START DATASET
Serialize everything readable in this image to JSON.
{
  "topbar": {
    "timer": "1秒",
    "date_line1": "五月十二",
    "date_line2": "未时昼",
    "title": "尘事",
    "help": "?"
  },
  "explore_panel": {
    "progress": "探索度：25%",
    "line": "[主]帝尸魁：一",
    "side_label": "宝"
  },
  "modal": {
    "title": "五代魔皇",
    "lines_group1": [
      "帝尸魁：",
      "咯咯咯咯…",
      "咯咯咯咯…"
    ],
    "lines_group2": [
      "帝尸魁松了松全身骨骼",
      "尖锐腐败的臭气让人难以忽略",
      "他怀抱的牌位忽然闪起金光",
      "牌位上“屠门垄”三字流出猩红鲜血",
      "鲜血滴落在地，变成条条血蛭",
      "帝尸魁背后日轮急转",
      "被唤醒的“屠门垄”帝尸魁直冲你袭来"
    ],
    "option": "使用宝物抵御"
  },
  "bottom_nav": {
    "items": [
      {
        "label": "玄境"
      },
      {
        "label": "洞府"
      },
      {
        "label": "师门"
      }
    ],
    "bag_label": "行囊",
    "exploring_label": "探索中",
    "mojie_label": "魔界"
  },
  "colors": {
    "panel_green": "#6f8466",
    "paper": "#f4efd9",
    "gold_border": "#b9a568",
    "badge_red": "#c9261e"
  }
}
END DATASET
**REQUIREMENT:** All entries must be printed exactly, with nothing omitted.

**TASK SOLUTION:**
Serialize everything readable in this image to JSON.
{
  "topbar": {
    "timer": "1秒",
    "date_line1": "五月十二",
    "date_line2": "未时昼",
    "title": "尘事",
    "help": "?"
  },
  "explore_panel": {
    "progress": "探索度：25%",
    "line": "[主]帝尸魁：一",
    "side_label": "宝"
  },
  "modal": {
    "title": "五代魔皇",
    "lines_group1": [
      "帝尸魁：",
      "咯咯咯咯…",
      "咯咯咯咯…"
    ],
    "lines_group2": [
      "帝尸魁松了松全身骨骼",
      "尖锐腐败的臭气让人难以忽略",
      "他怀抱的牌位忽然闪起金光",
      "牌位上“屠门垄”三字流出猩红鲜血",
      "鲜血滴落在地，变成条条血蛭",
      "帝尸魁背后日轮急转",
      "被唤醒的“屠门垄”帝尸魁直冲你袭来"
    ],
    "option": "使用宝物抵御"
  },
  "bottom_nav": {
    "items": [
      {
        "label": "玄境"
      },
      {
        "label": "洞府"
      },
      {
        "label": "师门"
      }
    ],
    "bag_label": "行囊",
    "exploring_label": "探索中",
    "mojie_label": "魔界"
  },
  "colors": {
    "panel_green": "#6f8466",
    "paper": "#f4efd9",
    "gold_border": "#b9a568",
    "badge_red": "#c9261e"
  }
}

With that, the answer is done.